Blair over the corn flakes
The Times tells us that at today’s ‘prayer breakfast’ in Washington Tony Blair said how d’you do to Obama and ‘spoke passionately of his own religious faith.’ Well I suppose people who go to something called a ‘prayer breakfast’ have to be prepared for that kind of thing, but really, can you think of anything more emetic first thing in the morning? Lolling about among the Froot Loops and pop tarts listening to Tony Blair speak passionately about his religious ‘faith’? Because I can’t. My idea of the right thing to do first thing in the morning is to drink coffee while scowling quietly and staring into space. I suppose one could get up early and get one’s coffee drinking and quiet scowling out of the way first – but even then, my idea of the right thing to do at that hour is to drink more coffee while reading in peace, it is decidedly not to go somewhere and see a lot of people and listen to a sentimental and credulous ex-prime minister talk nauseating eyewash about his ‘faith.’ Especially not if he does it with passion, godalmighty fetch me the sick bag.
Mr Blair…delivered an impassioned address to an audience of political and religious leaders, telling them of his “first spiritual awakening” when his father almost died when he was still a child…”‘I’m afraid my father doesn’t believe in God,’ I said. ‘That doesn’t matter,’ my teacher replied ‘God believes in him. He loves him without demanding or needing love in return.’ That is what inspires: the unconditional nature of God’s love. A promise perpetually kept. A covenant never broken. And in surrendering to God, we become instruments of that love.”

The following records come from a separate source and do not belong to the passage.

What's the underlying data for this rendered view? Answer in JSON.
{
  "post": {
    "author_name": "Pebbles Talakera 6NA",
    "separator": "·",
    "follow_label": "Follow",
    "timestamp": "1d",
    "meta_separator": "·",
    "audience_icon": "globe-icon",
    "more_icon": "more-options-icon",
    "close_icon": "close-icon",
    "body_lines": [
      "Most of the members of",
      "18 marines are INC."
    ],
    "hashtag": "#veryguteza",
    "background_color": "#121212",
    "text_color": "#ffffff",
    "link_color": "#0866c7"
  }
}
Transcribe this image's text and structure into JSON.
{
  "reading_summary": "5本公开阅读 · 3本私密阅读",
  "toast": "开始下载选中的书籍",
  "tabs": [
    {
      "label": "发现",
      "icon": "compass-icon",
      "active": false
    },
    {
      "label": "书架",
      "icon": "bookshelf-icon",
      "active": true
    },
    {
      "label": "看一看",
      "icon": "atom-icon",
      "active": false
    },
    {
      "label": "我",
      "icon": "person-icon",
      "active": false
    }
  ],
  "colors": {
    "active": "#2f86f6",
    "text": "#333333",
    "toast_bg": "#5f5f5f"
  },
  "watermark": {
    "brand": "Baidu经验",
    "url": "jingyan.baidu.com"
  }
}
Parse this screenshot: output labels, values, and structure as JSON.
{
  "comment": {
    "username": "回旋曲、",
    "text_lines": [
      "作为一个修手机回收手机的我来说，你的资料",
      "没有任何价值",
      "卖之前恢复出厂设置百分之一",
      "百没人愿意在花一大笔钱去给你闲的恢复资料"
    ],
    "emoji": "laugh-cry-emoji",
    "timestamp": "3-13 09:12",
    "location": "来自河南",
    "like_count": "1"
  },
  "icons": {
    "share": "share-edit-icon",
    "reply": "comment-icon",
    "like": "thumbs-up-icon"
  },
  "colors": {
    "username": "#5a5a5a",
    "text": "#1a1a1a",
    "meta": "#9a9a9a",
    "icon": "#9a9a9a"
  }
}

Oh, please. Of course ‘God’s love’ is ‘unconditional’; that’s because ‘God’ is imaginary so it is whatever anyone says it is because there is nothing to stop it being that because there is no real god to check such claims against. Blair’s teacher could just as well have replied ‘God believes in him and God hates him without demanding or needing hate in return.’ Or he could have said ‘God is a lobster and pickle sandwich.’ People say things about ‘God’; that doesn’t mean they’re true, and it’s a pretty ridiculous reason to get inspired – or at least it’s a ridiculous reason to stay inspired, and it’s a triply ridiculous reason to tell a bunch of adult politicians on the far side of the Atlantic about it, 45 years later. I can see how it would be very moving at the time, to a boy of 10, even if he didn’t believe it, because it was a compassionate and kind thing for his teacher to say. But then he should talk about his teacher, not about God. And at his age with his knowledge of the world he really shouldn’t talk crap about the unconditional nature of God’s love and a promise perpetually kept and a covenant never broken, because if God loves us all in that way then God has a funny way of showing it. Just ask some people in eastern Congo, or Zimbabwe, or Burma, or Darfur, or Gaza.
But even though he did not want to confuse “the realms of political and religious authority”, he now thought that faith, not secularism, held the key to inter-communal understanding. “Restoring religious faith to its rightful place as a guide to our world and its future is of the essence,” he said.
Back off, cowboy.
That’s so impertinent. So presumptuous. So backward. ‘Religious faith’ has no rightful place as a guide to our world because faith is the wrong way to think about the world. If you use ‘religious faith’ as a guide to our world then you set yourself up to get the world wrong, and how is that helpful? How is it of the essence? Why is it not rather of the essence to look at the world and see it as it really is, and then try hard to figure out how best to act in such a world?
Blair of course is the wrong fella to ask.